**Description of the task**
With no additions or omissions, print the listing that follows.
_ _ _ _ _
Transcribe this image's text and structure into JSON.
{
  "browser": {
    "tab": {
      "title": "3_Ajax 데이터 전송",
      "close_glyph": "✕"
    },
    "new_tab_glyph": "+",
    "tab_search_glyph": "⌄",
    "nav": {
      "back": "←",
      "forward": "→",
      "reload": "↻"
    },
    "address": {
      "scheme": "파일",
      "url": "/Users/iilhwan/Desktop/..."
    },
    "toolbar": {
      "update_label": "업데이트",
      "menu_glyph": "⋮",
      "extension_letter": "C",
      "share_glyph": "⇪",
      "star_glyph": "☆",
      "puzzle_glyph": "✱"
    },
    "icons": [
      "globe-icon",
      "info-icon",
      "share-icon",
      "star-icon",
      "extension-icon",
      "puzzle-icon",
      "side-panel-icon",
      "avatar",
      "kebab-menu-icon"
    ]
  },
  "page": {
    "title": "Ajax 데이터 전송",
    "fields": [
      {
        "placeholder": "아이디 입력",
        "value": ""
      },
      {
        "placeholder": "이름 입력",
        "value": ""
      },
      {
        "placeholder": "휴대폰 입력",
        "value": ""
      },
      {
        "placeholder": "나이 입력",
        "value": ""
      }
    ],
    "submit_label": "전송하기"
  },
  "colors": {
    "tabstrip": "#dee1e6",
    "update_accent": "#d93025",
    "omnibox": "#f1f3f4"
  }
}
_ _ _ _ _
**Exercise response**
Transcribe this image's text and structure into JSON.
{
  "browser": {
    "tab": {
      "title": "3_Ajax 데이터 전송",
      "close_glyph": "✕"
    },
    "new_tab_glyph": "+",
    "tab_search_glyph": "⌄",
    "nav": {
      "back": "←",
      "forward": "→",
      "reload": "↻"
    },
    "address": {
      "scheme": "파일",
      "url": "/Users/iilhwan/Desktop/..."
    },
    "toolbar": {
      "update_label": "업데이트",
      "menu_glyph": "⋮",
      "extension_letter": "C",
      "share_glyph": "⇪",
      "star_glyph": "☆",
      "puzzle_glyph": "✱"
    },
    "icons": [
      "globe-icon",
      "info-icon",
      "share-icon",
      "star-icon",
      "extension-icon",
      "puzzle-icon",
      "side-panel-icon",
      "avatar",
      "kebab-menu-icon"
    ]
  },
  "page": {
    "title": "Ajax 데이터 전송",
    "fields": [
      {
        "placeholder": "아이디 입력",
        "value": ""
      },
      {
        "placeholder": "이름 입력",
        "value": ""
      },
      {
        "placeholder": "휴대폰 입력",
        "value": ""
      },
      {
        "placeholder": "나이 입력",
        "value": ""
      }
    ],
    "submit_label": "전송하기"
  },
  "colors": {
    "tabstrip": "#dee1e6",
    "update_accent": "#d93025",
    "omnibox": "#f1f3f4"
  }
}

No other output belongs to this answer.